Wagner's late projects from 1903 radically continued the transformation of the work of Schinkel, Van der Nüll and Semper, as seen in his two master buildings: the sanatorium church of Kirche am Steinhof (also called Leopoldskirche), the church of the Steinhof Asylum in Penzing outside Vienna, and the Österreichische Postsparkasse (1903-12), also in Vienna. These buildings are considered his most revolutionary work; both utilized new materials - steel, glass, aluminium - and innovative modes of construction in a highly successful fusion of functional building and aesthetic vision.

The design for the Österreichische Postsparkasse (Austrian Postal Savings Bank), one of his best-known works, won a competition (1903) and is based on a logical trapezoidal plan with a banking hall at its centre. The six-storey entrance façade, surmounted by a simple Sezessionstil pergola flanked by winged figures, has large windows set in walls faced with white marble with aluminium fixings. The central space of the banking hall (modified 1980s) had a glass vault of stilted elliptical section carried on riveted steel columns and a floor with glass lenses to light the basement below; aluminium ventilation bollards ranged around the wall added to the illusion of an industrial aesthetic. The bank owed its atmospheric effect to the impression of silver light produced by glass, aluminium and marble.

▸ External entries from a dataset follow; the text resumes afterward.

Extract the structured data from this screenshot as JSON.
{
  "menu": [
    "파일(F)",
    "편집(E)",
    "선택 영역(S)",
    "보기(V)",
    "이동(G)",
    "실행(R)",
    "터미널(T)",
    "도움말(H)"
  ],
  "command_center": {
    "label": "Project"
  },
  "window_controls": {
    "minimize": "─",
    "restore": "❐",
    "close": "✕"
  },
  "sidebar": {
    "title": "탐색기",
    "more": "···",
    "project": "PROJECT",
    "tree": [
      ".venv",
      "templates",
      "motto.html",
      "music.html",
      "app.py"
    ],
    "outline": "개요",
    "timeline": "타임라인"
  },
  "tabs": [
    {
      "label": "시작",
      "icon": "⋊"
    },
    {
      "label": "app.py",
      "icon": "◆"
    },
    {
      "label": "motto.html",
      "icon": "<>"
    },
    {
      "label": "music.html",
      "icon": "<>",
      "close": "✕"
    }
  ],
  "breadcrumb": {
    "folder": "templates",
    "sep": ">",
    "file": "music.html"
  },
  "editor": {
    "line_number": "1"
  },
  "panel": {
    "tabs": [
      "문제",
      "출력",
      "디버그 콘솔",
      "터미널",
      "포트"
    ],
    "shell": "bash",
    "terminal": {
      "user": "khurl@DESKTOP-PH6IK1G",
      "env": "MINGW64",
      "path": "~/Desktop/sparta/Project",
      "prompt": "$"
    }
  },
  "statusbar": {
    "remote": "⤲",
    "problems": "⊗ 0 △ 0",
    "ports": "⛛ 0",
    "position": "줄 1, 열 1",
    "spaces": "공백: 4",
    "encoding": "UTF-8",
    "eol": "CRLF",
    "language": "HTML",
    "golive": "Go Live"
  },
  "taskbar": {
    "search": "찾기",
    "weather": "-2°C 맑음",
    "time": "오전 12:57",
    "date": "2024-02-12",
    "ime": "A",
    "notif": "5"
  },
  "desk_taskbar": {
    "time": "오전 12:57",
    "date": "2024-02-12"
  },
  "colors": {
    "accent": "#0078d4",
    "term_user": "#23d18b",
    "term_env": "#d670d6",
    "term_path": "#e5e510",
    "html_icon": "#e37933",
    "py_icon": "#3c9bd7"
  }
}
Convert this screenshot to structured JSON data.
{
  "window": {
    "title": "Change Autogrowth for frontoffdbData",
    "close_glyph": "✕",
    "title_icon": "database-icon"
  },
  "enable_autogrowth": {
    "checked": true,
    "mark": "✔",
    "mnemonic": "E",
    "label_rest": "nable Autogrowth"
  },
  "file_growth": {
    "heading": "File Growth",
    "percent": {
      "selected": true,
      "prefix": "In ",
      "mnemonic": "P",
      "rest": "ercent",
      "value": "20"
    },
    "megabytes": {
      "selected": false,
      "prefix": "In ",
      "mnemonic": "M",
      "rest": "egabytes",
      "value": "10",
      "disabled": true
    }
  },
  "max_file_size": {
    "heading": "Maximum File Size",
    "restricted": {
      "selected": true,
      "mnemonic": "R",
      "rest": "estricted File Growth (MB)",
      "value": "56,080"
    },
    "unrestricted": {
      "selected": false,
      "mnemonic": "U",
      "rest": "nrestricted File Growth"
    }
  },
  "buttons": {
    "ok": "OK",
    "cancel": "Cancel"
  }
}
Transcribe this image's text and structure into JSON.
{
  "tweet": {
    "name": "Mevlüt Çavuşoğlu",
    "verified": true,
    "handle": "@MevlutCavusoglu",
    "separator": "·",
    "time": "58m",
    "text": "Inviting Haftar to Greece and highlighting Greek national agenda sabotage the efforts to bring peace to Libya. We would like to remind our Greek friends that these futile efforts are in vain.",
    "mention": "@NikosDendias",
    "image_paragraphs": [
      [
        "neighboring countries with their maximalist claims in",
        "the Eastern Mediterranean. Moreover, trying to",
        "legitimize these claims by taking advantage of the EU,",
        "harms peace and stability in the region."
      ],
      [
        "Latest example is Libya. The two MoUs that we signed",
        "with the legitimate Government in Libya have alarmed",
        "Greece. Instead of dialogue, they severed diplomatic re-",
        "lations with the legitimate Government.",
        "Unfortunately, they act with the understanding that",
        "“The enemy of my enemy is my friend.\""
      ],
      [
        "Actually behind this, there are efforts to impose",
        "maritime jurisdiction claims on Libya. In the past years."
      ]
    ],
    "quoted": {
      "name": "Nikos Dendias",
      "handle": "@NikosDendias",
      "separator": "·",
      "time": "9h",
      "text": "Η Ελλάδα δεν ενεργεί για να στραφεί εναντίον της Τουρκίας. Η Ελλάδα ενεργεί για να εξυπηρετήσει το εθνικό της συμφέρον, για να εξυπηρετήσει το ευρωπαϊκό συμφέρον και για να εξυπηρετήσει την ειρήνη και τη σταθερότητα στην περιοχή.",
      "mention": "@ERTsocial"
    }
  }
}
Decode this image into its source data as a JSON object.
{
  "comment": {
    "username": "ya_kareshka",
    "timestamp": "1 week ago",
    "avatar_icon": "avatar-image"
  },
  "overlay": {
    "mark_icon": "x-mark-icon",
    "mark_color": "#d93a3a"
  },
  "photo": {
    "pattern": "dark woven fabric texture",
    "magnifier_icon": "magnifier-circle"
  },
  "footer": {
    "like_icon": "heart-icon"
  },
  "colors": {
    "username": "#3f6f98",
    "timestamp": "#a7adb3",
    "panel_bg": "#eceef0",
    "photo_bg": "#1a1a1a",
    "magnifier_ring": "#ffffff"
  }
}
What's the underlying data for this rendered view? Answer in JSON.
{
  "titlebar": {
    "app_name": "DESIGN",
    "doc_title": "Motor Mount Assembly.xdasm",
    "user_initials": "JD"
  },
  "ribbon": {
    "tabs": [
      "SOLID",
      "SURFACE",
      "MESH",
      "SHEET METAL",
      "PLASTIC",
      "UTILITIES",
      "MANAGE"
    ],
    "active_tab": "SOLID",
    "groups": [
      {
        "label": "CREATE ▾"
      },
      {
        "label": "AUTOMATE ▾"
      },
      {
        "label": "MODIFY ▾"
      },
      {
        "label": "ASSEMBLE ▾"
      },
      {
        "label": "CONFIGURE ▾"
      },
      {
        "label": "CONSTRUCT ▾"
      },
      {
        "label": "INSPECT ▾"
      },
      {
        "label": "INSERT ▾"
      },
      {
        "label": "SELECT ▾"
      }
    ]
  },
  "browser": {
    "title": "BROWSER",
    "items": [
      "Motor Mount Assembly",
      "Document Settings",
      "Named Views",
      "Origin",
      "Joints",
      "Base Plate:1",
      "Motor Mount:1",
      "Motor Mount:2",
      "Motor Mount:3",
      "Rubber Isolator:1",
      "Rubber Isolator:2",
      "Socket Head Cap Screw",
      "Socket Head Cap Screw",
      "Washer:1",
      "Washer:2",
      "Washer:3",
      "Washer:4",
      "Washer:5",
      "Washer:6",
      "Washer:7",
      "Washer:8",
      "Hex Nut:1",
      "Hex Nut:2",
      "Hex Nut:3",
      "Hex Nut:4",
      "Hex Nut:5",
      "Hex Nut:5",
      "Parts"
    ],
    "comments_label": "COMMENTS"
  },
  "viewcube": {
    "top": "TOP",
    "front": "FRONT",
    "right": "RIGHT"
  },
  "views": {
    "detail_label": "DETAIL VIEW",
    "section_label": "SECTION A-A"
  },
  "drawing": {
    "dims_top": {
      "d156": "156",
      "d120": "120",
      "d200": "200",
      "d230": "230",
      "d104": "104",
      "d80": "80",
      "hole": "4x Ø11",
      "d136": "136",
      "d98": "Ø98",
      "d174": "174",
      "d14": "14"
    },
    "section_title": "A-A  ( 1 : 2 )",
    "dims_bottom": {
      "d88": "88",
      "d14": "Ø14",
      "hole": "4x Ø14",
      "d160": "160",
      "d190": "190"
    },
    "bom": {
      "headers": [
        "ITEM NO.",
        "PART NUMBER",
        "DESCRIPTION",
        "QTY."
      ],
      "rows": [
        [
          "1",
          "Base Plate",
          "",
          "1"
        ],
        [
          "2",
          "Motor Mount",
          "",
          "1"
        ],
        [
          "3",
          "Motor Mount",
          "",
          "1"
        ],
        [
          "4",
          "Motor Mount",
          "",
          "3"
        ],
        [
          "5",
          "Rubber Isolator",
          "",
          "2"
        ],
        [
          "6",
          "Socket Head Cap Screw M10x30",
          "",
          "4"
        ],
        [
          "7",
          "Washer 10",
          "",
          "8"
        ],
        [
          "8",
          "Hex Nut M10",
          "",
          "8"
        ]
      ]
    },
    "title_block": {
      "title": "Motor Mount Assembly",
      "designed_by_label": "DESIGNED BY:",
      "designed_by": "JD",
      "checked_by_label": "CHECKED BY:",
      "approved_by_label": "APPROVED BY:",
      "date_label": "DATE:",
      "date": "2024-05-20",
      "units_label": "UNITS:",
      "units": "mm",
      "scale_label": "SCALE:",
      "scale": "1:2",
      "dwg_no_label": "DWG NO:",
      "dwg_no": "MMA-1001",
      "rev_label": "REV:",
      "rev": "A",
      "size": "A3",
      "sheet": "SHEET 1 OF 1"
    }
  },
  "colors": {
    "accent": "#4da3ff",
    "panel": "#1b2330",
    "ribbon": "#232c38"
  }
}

One of the earliest icons of the Modern Movement, it is contemporary with Frank Lloyd Wright's Larkin Building, pre-dates Peter Behrens's Turbinenfabrik in Berlin by several years and marks the achievement of Van der Nüll's concept of a tradition-driven modern architecture of the future.